The gardening staff have been on a bit of an adventure of late, exhibiting the National Cyclamen Collection at the RHS Early Spring Show in Westminster and winning gold! It took weeks to prepare for; plants had to be picked over and monitored around the clock, we had to plan out a design for the display and work out the logistics to allow us to attend. The gardens have not exhibited at a major RHS show for over fifteen years, so it has been a real learning curve for many of us.

In addition to this, a number of grasses and herbaceous plants have been divided and repositioned in the grass garden. Some of the clumps of ornamental grasses have become too large and have flopped over with the weight of the foliage, not quite the look we are going for. However, we like to leave the grasses for as long as possible before we cut then back because the seed heads catch the winter frosts beautifully and look stunning for our visitors.

The team have also been making plans for the summer displays on the terrace – a couple of large shrubs have already been removed from around the pavilion to allow for visitors to admire the view. Dahlias will once again be making a welcome return to the terrace, as well as a number of new varieties, which are being purchased currently.

Meanwhile, the indoor team will be busy re-potting the orchids in the Subtropical House Orchid Case. Early spring is a great time to re-pot them as they have finished flowering and new stem growth is about to come through.

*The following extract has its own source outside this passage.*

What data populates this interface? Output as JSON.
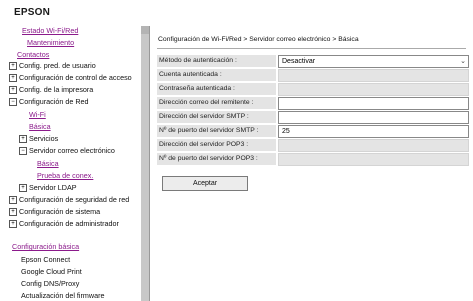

Once they are taken out of their pots, all the old compost is removed and any dead roots are trimmed off. We then select a big terracotta pot that has enough space for two years growth and cover the plant in orchid compost. This consists of 10 parts medium grade pine bark, 5 parts fine grade pine bark, 1 ½ parts of perlite and ¼ part granulated charcoal. Bark is also used as many orchids are epiphytes; growing on tree branches in the wild for support.

Lastly, Daffodils grown in pots and cold frames over the winter will now be brought into the cool greenhouse. Green garden canes and string will be used to stake the tall flowers to stop them from falling over. These will also be used in the 21m long floral display in the Mediterranean House during March.

Seasonal Tips for March

If you aren’t sure of what needs to be done in your own garden, why not follow our seasonal tips for March below:

  • Give any bulbs that you have in pots a high-potassium feed every 10-14 days to prolong the display, as well helping the bulb replenish it stores for next year.
  • Lift and split herbaceous perennials and ornamental grasses. Not only does it increase your stock, it also allows you to fill up any bare areas in your garden. If you only re-plant the younger growth and discard the old material it will also provide the plants with renewed vigour to grow.
  • Turn your compost heaps. On a cold day this job will warm you up and it will allow the layers of material to mix together, letting in air and helping material to rot. This gives you a much better chance of making high-quality garden compost.
  • Start planting summer flowering bulbs such as Lilles and Gladiolus for a summer display or to use as cut flowers for your house.
  • As Rose buds are fattening up, it’s the perfect time to prune your roses to an outward facing bud.
  • It’s important to clean glasshouses and cold frames ready for the new growing season.
  • Wash plant pots and seed trays to prevent pests and diseases from damaging precious young plants.
  • Sow hardy annuals seeds such as sweet peas (if you didn’t get round to doing it in the autumn) – remember that April will be too late to do this.
  • Start feeding houseplants with a high nitrogen fertiliser every 7 to 14 days to encourage growth.
  • Place Canna, Dahlias and Ginger Lilies in a warm spot in the glasshouse and give them a good water to encourage new growth.